● RECORD EXCERPTS:
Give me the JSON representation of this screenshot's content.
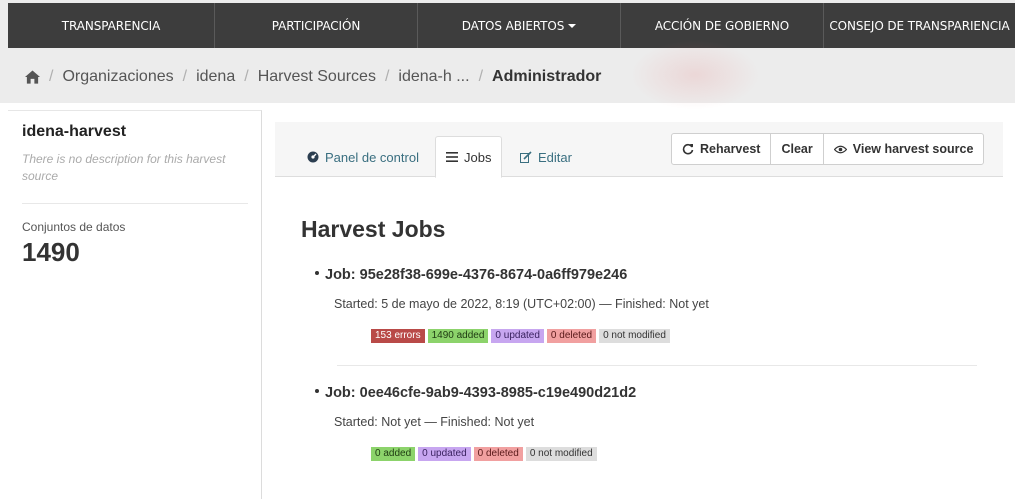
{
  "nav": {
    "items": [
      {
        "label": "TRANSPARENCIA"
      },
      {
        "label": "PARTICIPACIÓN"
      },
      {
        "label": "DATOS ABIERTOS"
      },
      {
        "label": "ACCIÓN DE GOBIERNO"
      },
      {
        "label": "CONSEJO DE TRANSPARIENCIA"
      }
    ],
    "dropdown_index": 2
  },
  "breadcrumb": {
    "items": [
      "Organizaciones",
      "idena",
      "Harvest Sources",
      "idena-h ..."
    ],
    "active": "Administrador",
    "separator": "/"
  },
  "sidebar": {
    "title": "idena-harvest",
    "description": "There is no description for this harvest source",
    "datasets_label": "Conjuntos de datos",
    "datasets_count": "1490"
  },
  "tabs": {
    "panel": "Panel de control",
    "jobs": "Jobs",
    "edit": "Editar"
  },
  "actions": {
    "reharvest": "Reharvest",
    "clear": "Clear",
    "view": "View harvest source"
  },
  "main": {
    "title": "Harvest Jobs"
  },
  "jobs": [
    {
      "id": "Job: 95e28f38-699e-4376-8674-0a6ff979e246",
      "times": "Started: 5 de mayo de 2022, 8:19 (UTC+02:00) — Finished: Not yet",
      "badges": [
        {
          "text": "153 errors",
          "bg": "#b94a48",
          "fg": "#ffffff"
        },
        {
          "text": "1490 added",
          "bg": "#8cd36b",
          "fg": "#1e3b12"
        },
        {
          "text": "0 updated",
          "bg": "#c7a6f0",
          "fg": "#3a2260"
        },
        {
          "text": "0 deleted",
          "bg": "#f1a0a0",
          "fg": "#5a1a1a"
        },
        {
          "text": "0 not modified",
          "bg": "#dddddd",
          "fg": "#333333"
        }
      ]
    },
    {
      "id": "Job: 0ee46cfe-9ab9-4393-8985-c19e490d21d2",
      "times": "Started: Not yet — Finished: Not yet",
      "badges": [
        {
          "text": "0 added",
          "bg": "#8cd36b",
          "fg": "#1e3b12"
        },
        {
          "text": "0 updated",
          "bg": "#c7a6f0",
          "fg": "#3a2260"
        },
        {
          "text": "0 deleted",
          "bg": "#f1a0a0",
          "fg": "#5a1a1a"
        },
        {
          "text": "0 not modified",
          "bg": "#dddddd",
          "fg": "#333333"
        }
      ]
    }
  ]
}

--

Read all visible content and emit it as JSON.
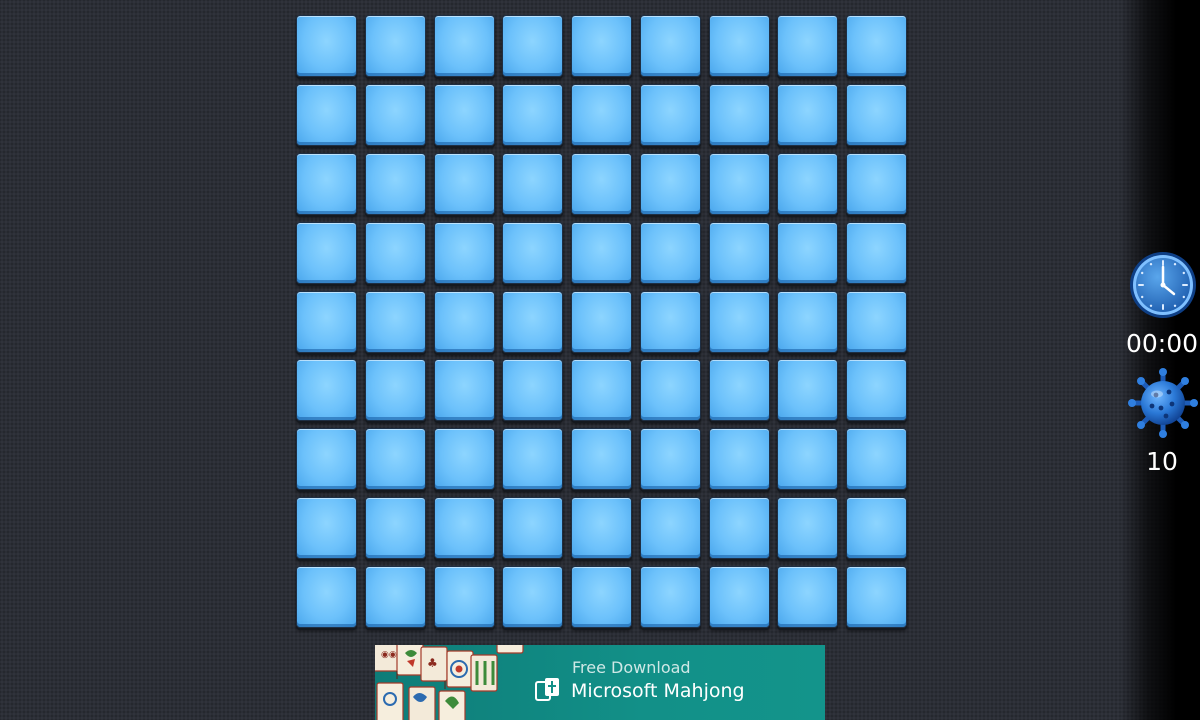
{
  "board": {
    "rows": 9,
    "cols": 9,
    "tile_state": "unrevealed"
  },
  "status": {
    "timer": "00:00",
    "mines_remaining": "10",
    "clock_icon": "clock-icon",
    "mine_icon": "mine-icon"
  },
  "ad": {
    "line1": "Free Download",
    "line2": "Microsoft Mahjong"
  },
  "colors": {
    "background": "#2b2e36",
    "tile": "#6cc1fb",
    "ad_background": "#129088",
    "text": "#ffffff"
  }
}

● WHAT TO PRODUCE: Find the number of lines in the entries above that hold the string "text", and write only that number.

● SOLVED PROBLEM: 10